Abstract: 
We consider concurrent games played by two players on a finitestate graph, where in every round the players simultaneously choose a move, and the current state along with the joint moves determine the successor state. We study the most fundamental objective for concurrent games, namely, meanpayoff or limitaverage objective, where a reward is associated to each transition, and the goal of player 1 is to maximize the longrun average of the rewards, and the objective of player 2 is strictly the opposite (i.e., the games are zerosum). The path constraint for player 1 could be qualitative, i.e., the meanpayoff is the maximal reward, or arbitrarily close to it; or quantitative, i.e., a given threshold between the minimal and maximal reward. We consider the computation of the almostsure (resp. positive) winning sets, where player 1 can ensure that the path constraint is satisfied with probability 1 (resp. positive probability). Almostsure winning with qualitative constraint exactly corresponds to the question of whether there exists a strategy to ensure that the payoff is the maximal reward of the game.
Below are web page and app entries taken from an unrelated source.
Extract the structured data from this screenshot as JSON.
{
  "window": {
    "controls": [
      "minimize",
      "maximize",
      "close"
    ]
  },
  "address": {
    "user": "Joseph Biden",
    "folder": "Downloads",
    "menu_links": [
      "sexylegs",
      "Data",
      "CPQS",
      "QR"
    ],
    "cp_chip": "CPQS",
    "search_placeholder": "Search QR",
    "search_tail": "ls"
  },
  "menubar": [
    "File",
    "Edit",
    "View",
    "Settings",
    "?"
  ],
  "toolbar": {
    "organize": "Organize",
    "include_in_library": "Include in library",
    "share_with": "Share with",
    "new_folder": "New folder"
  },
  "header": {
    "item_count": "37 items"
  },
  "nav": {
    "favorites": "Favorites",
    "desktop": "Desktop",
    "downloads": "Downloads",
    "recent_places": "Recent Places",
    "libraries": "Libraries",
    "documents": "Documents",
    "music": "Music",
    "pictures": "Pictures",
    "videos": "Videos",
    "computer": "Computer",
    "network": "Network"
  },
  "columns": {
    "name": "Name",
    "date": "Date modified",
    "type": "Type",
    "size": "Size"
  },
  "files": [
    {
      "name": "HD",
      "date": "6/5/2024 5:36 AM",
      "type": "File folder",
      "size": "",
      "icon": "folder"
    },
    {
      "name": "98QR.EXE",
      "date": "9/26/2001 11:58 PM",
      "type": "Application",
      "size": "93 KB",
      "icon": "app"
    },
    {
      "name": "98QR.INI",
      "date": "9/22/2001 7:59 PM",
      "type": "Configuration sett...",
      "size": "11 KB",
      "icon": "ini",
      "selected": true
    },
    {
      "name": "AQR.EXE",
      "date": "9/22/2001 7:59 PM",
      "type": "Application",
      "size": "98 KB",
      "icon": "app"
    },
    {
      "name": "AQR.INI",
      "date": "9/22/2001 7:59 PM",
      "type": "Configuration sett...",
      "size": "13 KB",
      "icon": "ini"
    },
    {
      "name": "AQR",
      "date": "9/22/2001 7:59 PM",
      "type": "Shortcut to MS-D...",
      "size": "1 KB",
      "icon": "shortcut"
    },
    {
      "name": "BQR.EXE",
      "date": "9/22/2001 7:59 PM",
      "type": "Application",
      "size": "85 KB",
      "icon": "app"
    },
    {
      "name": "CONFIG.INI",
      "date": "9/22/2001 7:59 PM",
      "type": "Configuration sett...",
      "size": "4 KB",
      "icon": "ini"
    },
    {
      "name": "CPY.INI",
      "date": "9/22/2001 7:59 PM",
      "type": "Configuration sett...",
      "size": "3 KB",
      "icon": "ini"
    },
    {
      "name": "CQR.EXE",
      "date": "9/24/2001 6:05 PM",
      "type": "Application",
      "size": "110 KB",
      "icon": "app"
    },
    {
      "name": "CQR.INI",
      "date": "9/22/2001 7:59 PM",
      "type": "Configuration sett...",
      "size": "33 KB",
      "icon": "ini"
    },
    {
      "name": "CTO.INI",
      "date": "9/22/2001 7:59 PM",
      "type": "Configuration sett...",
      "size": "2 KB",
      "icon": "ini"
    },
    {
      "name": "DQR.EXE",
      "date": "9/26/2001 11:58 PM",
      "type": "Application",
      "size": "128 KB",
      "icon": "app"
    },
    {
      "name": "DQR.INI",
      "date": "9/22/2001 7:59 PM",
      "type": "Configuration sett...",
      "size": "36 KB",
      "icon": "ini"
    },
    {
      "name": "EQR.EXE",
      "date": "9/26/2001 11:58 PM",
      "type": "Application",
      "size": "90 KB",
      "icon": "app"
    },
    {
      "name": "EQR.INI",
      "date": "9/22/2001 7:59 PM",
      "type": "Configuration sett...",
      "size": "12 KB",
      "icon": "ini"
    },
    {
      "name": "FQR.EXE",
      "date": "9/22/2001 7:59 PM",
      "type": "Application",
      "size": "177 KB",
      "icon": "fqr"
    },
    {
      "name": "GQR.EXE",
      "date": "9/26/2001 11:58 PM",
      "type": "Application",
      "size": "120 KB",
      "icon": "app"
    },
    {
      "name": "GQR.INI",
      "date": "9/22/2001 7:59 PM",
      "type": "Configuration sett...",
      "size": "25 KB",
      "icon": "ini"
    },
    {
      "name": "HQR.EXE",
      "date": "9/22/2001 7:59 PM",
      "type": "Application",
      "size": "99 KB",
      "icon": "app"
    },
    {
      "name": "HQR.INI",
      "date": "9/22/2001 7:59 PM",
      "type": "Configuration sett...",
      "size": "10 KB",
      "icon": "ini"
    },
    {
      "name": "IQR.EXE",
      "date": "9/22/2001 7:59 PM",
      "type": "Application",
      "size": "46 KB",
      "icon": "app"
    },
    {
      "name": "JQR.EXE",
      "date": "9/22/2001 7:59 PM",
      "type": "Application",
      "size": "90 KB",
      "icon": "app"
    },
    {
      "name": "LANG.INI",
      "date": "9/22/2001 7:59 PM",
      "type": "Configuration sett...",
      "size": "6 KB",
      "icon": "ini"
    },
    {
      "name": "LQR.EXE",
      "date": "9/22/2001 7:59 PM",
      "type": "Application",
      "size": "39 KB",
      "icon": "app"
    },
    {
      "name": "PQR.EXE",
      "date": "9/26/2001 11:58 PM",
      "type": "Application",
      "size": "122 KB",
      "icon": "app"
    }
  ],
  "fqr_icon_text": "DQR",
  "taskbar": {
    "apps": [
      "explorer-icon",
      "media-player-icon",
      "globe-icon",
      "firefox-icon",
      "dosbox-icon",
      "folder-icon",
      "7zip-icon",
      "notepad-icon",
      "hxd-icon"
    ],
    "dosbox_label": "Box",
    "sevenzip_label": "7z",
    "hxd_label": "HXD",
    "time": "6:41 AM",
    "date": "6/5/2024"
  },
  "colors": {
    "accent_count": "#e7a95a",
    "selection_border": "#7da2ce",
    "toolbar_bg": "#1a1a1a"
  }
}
Our main results for qualitative path constraints are as follows: (1) we establish qualitative determinacy results that show that for every state either player 1 has a strategy to ensure almostsure (resp. positive) winning against all player2 strategies, or player 2 has a spoiling strategy to falsify almostsure (resp. positive) winning against all player1 strategies; (2) we present optimal strategy complexity results that precisely characterize the classes of strategies required for almostsure and positive winning for both players; and (3) we present quadratic time algorithms to compute the almostsure and the positive winning sets, matching the best known bound of the algorithms for much simpler problems (such as reachability objectives). For quantitative constraints we show that a polynomial time solution for the almostsure or the positive winning set would imply a solution to a longstanding open problem (of solving the value problem of turnbased deterministic meanpayoff games) that is not known to be solvable in polynomial time.